  • The Same Sky by Amanda Eyre Ward- This book followed the lives of a woman living in Texas and a young girl living is South America, going back and forth chapter by chapter. It was so well written and had me wondering how the two characters would end up being connected. The ending was so good and I loved how she pulled it all together. It was interesting that I ended up reading this right before I read Exit West and they were both about immigrants.
  • Eight Hundred Grapes by Laura Dave- I've had this on my book list since I read Hello, Sunshine. I love Dave's books. They are fun and easy reads much like Sophie Kinsella books but I feel like Dave's characters have more depth. I really enjoyed this book and it was a good "summer read". There were quite a few sections that went into wine making that I wasn't super interested in but they didn't detract from the book. I need to see what other books she has written because I really enjoyed both the ones I've read! When I was going back over my book list, I saw I compared both Jill Mansell and Laura Dave to Sophie Kinsella. I guess I really like Sophie Kinsella, haha! 
  • Cleopatra by Stacy Schiff- I was really excited about this book. Most books I've read about history are about men because women in history have been kept from making much of a difference in politics or if they have, the credit has been given to men instead. I was a bit disappointed that this book was mostly about how Cleopatra influenced powerful men at the time she was alive. It made sense it was written that way since most of what we know about Cleopatra is through what Roman historians wrote about her. I still enjoyed learning about this time in history, the book just wasn't quite what I had hoped it would be.
  • Commonwealth by Ann Patchett- I wasn't sure what this book was about but kept seeing it listed on book lists so I decided to give it a try. It had me sucked in within the first 5 minutes. It was so good! I don't want to give anything away on this one because it was so beautifully done and just kept surprising me as it unfolded. I definitely recommend this one!
  • If You Leave Me by Crystal Hana Kim- This book was interesting. It followed the life of two main characters who were refugees during a civil war in their country. I liked how it showed even in times of war and unrest people still search for the same things. It was sad as you followed the push and pull of the main character's life. 
  • Farenheit 451 by Ray Bradbury- I was looking for a new audiobook and decided to just scroll through Hoopla. I saw this one was read by Tim Robbins so I immediately downloaded it! It was so good. I loved the voices Robbins did for the reading and, of course, Farenheit 451 was so good!

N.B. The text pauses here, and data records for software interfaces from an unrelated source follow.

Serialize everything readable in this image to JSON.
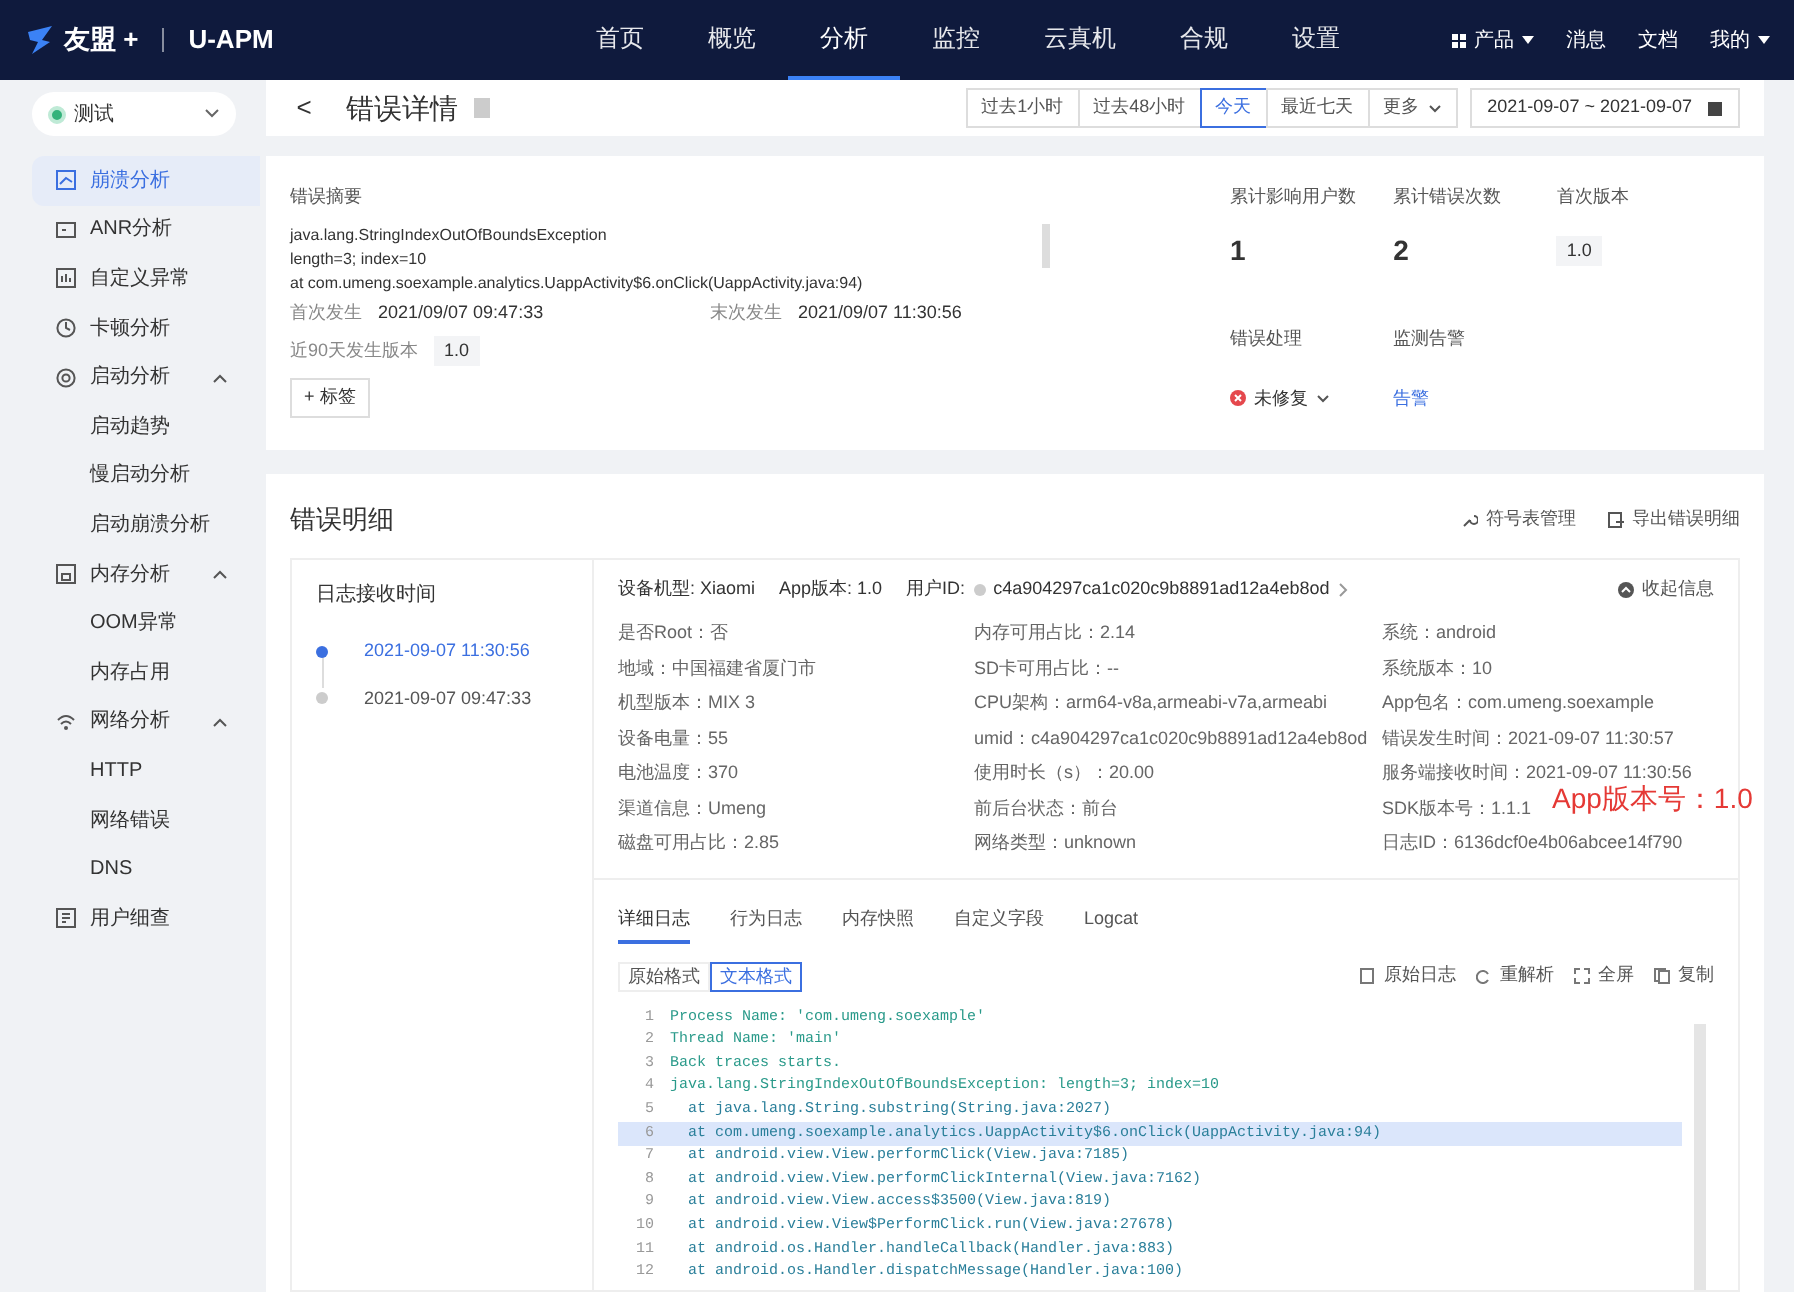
{
  "topbar": {
    "logo": "友盟 +",
    "product": "U-APM",
    "menu": [
      {
        "label": "首页",
        "selected": false
      },
      {
        "label": "概览",
        "selected": false
      },
      {
        "label": "分析",
        "selected": true
      },
      {
        "label": "监控",
        "selected": false
      },
      {
        "label": "云真机",
        "selected": false
      },
      {
        "label": "合规",
        "selected": false
      },
      {
        "label": "设置",
        "selected": false
      }
    ],
    "right": [
      {
        "label": "产品",
        "kind": "grid-dropdown"
      },
      {
        "label": "消息",
        "kind": "plain"
      },
      {
        "label": "文档",
        "kind": "plain"
      },
      {
        "label": "我的",
        "kind": "dropdown"
      }
    ]
  },
  "sidebar": {
    "app_select": "测试",
    "items": [
      {
        "label": "崩溃分析",
        "selected": true
      },
      {
        "label": "ANR分析",
        "selected": false
      },
      {
        "label": "自定义异常",
        "selected": false
      },
      {
        "label": "卡顿分析",
        "selected": false
      },
      {
        "label": "启动分析",
        "selected": false,
        "expanded": true,
        "children": [
          {
            "label": "启动趋势",
            "selected": false
          },
          {
            "label": "慢启动分析",
            "selected": false
          },
          {
            "label": "启动崩溃分析",
            "selected": false
          }
        ]
      },
      {
        "label": "内存分析",
        "selected": false,
        "expanded": true,
        "children": [
          {
            "label": "OOM异常",
            "selected": false
          },
          {
            "label": "内存占用",
            "selected": false
          }
        ]
      },
      {
        "label": "网络分析",
        "selected": false,
        "expanded": true,
        "children": [
          {
            "label": "HTTP",
            "selected": false
          },
          {
            "label": "网络错误",
            "selected": false
          },
          {
            "label": "DNS",
            "selected": false
          }
        ]
      },
      {
        "label": "用户细查",
        "selected": false
      }
    ]
  },
  "header": {
    "back": "<",
    "title": "错误详情",
    "ranges": [
      {
        "label": "过去1小时",
        "selected": false
      },
      {
        "label": "过去48小时",
        "selected": false
      },
      {
        "label": "今天",
        "selected": true
      },
      {
        "label": "最近七天",
        "selected": false
      },
      {
        "label": "更多",
        "selected": false
      }
    ],
    "date_range": "2021-09-07 ~ 2021-09-07"
  },
  "summary": {
    "label": "错误摘要",
    "lines": [
      "java.lang.StringIndexOutOfBoundsException",
      "length=3; index=10",
      "at com.umeng.soexample.analytics.UappActivity$6.onClick(UappActivity.java:94)"
    ],
    "first_label": "首次发生",
    "first_value": "2021/09/07 09:47:33",
    "last_label": "末次发生",
    "last_value": "2021/09/07 11:30:56",
    "versions_label": "近90天发生版本",
    "versions_value": "1.0",
    "tag_button": "+ 标签",
    "stats": [
      {
        "label": "累计影响用户数",
        "value": "1",
        "kind": "number"
      },
      {
        "label": "累计错误次数",
        "value": "2",
        "kind": "number"
      },
      {
        "label": "首次版本",
        "value": "1.0",
        "kind": "badge"
      }
    ],
    "handling_label": "错误处理",
    "handling_status": "未修复",
    "alert_label": "监测告警",
    "alert_link": "告警"
  },
  "details": {
    "title": "错误明细",
    "actions": [
      "符号表管理",
      "导出错误明细"
    ],
    "timeline_label": "日志接收时间",
    "timeline": [
      {
        "time": "2021-09-07 11:30:56",
        "selected": true
      },
      {
        "time": "2021-09-07 09:47:33",
        "selected": false
      }
    ],
    "device": {
      "model": "设备机型: Xiaomi",
      "app_version": "App版本: 1.0",
      "user_label": "用户ID:",
      "user_id": "c4a904297ca1c020c9b8891ad12a4eb8od",
      "collapse": "收起信息"
    },
    "info_fields": [
      "是否Root：否",
      "内存可用占比：2.14",
      "系统：android",
      "地域：中国福建省厦门市",
      "SD卡可用占比：--",
      "系统版本：10",
      "机型版本：MIX 3",
      "CPU架构：arm64-v8a,armeabi-v7a,armeabi",
      "App包名：com.umeng.soexample",
      "设备电量：55",
      "umid：c4a904297ca1c020c9b8891ad12a4eb8od",
      "错误发生时间：2021-09-07 11:30:57",
      "电池温度：370",
      "使用时长（s）：20.00",
      "服务端接收时间：2021-09-07 11:30:56",
      "渠道信息：Umeng",
      "前后台状态：前台",
      "SDK版本号：1.1.1",
      "磁盘可用占比：2.85",
      "网络类型：unknown",
      "日志ID：6136dcf0e4b06abcee14f790"
    ],
    "annotation": "App版本号：1.0",
    "tabs": [
      {
        "label": "详细日志",
        "selected": true
      },
      {
        "label": "行为日志",
        "selected": false
      },
      {
        "label": "内存快照",
        "selected": false
      },
      {
        "label": "自定义字段",
        "selected": false
      },
      {
        "label": "Logcat",
        "selected": false
      }
    ],
    "formats": [
      {
        "label": "原始格式",
        "selected": false
      },
      {
        "label": "文本格式",
        "selected": true
      }
    ],
    "tools": [
      "原始日志",
      "重解析",
      "全屏",
      "复制"
    ],
    "code": [
      {
        "no": "1",
        "text": "Process Name: 'com.umeng.soexample'",
        "kind": "head",
        "selected": false
      },
      {
        "no": "2",
        "text": "Thread Name: 'main'",
        "kind": "head",
        "selected": false
      },
      {
        "no": "3",
        "text": "Back traces starts.",
        "kind": "head",
        "selected": false
      },
      {
        "no": "4",
        "text": "java.lang.StringIndexOutOfBoundsException: length=3; index=10",
        "kind": "head",
        "selected": false
      },
      {
        "no": "5",
        "text": "at java.lang.String.substring(String.java:2027)",
        "kind": "frame",
        "selected": false
      },
      {
        "no": "6",
        "text": "at com.umeng.soexample.analytics.UappActivity$6.onClick(UappActivity.java:94)",
        "kind": "frame",
        "selected": true
      },
      {
        "no": "7",
        "text": "at android.view.View.performClick(View.java:7185)",
        "kind": "frame",
        "selected": false
      },
      {
        "no": "8",
        "text": "at android.view.View.performClickInternal(View.java:7162)",
        "kind": "frame",
        "selected": false
      },
      {
        "no": "9",
        "text": "at android.view.View.access$3500(View.java:819)",
        "kind": "frame",
        "selected": false
      },
      {
        "no": "10",
        "text": "at android.view.View$PerformClick.run(View.java:27678)",
        "kind": "frame",
        "selected": false
      },
      {
        "no": "11",
        "text": "at android.os.Handler.handleCallback(Handler.java:883)",
        "kind": "frame",
        "selected": false
      },
      {
        "no": "12",
        "text": "at android.os.Handler.dispatchMessage(Handler.java:100)",
        "kind": "frame",
        "selected": false
      }
    ]
  }
}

  1. Well, I like Sophie Kinsella, too. :) And I used to read all of Rhys Bowen, but got tired of hers. The ones I read were set in the 1800s.

    1. I couldn't quite put my finger on what I didn't like about her book. I think it just started out slow. I don't know. Everyone else in book club liked it.

  2. I loved Hello Sunshine but I just checked and my library system doesn't have Eight Hundred Grapes! As always I love your recommendations each month. :-) I need to buy Meb's book.

    1. Darn, it was so good! You would LOVE Meb's book! I felt like I was alongside him as he ran his races and he threw great tips in there as well. It was so good!